Brubeck took his mentor's advice and had a long and successful career, dying at age 91.

The Dave Brubeck Quartet played several years ago at Temple Beth Shalom in nearby Elkins Park. 

For dave's sake, don't waste time! Enjoy yourself! Take a break! Take five. Go see live performances or even movies, as I did yesterday.

The movie theater experience is so very different from viewing the DVD at home.

Intense! Great sound emanating from all around.

If it's an absorbing movie, as was Silver Linings, your mind will not wander.

I saw the difficult-to-remember-its-name Silver Linings Playbook.

I met two friends there - Marion and Sandy. We went into theater no. 9. They sat together but I chose a higher-up seat, walking carefully up the stadium steps.

Don't fall Ruthie! 

The movie was good but a bit long.

After the film, I wanted to sit down and talk about the movie, but they were in a hurry to leave.

What good's a movie if you don't have anyone to discuss it with.

I called my friend movie buff Judy Diaz in Niwot, CO, who hasn't seen the film yet, but did like Lincoln, Spielberg's newest movie.

In fact, during the 25-minute long previews of Playbook, I went to one of the 22 theaters of the Regal Warrington and stood for 5 minutes watching Lincoln.

It was excellent and I'll definitely see it. Bobby Lee Jones played a political enemy of Lincoln. Lincoln had a strange high-pitched voice, played by the superb Daniel Day-Lewis, who knowledgeable Judy Diaz told me is married to the daughter of Arthur Miller.

Rebecca Miller is also a playwright.

See how much we learn when we blog? (Don't tell anyone but I instantly forget everything.)

Playbook takes place right here in Philadelphia. The Eagles football team plays a big role.

It's based on a true story by Matthew Quick.

BTW, I got a personal email appeal from Jimmy Wales, founder of Wikipedia asking for a donation. What struck me most was his statement that you can donate what you would pay for a cuppa coffee.

I got up and got my credit card info and donated a whopping five dollars!

Now that I know how glorious it is to see movies on the big screen, I'm gonna watch the new film "Jack Reacher" starring an improbable Tom Cruise in the title role.

You know what?
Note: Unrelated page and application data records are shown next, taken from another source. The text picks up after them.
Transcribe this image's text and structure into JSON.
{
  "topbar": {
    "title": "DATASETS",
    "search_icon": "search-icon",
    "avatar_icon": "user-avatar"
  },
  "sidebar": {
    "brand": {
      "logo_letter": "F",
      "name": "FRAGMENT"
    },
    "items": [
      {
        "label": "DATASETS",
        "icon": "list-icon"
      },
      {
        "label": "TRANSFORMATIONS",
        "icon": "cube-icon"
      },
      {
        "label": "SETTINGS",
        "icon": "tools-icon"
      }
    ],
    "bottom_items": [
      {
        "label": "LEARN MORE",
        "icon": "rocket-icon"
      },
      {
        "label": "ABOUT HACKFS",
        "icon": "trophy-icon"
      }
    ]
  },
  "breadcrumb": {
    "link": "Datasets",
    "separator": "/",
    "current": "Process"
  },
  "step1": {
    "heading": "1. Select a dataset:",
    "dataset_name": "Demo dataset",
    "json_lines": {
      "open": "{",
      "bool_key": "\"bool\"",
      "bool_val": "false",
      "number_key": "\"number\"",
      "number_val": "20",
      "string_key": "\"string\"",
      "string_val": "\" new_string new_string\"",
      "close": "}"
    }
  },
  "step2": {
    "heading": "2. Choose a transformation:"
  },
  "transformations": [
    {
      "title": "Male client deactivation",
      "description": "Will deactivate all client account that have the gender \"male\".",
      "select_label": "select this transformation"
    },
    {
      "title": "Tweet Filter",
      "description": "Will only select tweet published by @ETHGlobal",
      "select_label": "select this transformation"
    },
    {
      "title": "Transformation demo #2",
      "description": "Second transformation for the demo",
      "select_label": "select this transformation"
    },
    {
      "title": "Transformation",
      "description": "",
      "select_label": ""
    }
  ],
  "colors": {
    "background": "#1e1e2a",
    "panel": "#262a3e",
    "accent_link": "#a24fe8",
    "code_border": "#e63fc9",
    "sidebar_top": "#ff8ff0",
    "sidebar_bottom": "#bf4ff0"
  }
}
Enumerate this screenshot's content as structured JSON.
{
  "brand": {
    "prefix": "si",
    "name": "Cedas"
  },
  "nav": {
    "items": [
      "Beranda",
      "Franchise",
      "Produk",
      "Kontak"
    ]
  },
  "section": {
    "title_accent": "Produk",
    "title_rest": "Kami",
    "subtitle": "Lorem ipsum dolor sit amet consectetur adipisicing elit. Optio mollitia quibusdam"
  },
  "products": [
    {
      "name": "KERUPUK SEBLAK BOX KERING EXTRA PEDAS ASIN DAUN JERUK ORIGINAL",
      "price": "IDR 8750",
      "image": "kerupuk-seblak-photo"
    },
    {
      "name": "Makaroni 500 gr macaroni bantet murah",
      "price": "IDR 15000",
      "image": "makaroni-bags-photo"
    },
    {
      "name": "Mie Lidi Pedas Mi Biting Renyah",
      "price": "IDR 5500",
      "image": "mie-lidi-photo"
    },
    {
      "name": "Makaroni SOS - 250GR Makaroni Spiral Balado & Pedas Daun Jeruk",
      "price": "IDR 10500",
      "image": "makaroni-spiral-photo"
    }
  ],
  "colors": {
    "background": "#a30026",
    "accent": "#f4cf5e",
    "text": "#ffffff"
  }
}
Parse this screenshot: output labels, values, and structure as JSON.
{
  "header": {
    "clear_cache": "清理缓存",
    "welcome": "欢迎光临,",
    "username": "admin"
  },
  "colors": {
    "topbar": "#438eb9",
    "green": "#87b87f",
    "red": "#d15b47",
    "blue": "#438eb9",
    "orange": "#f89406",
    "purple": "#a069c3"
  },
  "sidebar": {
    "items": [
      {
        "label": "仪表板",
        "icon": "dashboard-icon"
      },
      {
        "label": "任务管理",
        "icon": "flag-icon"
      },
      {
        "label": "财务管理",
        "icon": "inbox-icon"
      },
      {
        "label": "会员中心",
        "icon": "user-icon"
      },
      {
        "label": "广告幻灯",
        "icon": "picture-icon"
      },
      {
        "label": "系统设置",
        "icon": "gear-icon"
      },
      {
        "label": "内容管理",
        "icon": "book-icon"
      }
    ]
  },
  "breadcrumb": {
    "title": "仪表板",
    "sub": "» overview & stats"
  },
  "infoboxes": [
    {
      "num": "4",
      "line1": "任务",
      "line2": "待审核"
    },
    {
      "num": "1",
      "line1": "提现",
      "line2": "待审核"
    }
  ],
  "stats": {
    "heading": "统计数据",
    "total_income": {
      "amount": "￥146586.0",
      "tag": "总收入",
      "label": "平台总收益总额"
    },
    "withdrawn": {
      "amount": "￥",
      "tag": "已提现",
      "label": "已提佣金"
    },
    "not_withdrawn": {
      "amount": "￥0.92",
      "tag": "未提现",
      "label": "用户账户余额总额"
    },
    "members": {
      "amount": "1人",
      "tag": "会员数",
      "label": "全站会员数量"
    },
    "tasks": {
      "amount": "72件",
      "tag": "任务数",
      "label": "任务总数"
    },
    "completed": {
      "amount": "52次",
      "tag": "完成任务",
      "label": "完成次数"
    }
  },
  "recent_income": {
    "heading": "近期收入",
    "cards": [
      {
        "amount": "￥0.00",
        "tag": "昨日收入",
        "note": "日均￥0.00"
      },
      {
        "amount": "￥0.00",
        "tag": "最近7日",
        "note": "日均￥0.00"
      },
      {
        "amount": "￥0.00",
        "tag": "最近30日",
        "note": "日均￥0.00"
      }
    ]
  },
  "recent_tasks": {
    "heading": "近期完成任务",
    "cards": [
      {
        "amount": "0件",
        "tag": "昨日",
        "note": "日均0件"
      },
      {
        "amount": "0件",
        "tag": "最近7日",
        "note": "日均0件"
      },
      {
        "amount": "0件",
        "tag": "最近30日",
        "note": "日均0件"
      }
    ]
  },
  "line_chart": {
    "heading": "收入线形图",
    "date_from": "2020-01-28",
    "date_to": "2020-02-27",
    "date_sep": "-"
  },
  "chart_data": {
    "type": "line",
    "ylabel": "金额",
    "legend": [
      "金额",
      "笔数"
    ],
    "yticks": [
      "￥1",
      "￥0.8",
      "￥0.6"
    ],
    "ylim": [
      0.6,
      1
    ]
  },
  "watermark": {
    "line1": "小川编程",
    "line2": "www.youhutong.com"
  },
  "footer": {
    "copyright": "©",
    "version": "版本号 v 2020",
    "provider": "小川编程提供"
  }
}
It's gonna be a great exciting action film. The author Lee Child loves it.

Rhapsody, guaranteed for 20 years


I am with him now
that blue-eyed husband of my youth
together on the bright-colored sheets
in sweltering Texas
each facing the other way

I have consented to sleep
at Iris and Rozzy’s
they don’t use a night-light
and the smells are so different
from home
so un-nice
I watch the black windows
for sunrise.

While Aretha sings
I pull out the Murphy Bed in San Francisco
- what a girl won’t do to escape from home -
shadows through the blinds
fall like starlight across the walls
when the telephone rings
a man says: I wanna get in your pants.

At the mattress store
I take my time
then decide on the Rhapsody
made in North Carolina
the Tarheel State, the Slave State,
The salesman is a tenor who cannot
find a job
As he sings the role of Ferrando in
Cosi Fan Tutte
I pliee around
the store and throw
roses at his feet.

Rhapsody mattress
are you the final resting place
of the woman of many beds?
I lament
the end of my adventures
no more men whose arms
will enfold me
monogamy holds me in its
brutal grasp
a legacy from
the Ten Commandments
how will I get back to California
and the Murphy Bed?
Must I admit
this is my final resting place?     

1 comment:

  1. I read this to my friend Judy who said this about the poem: You're always celebrating life and your role as an affectionate observer.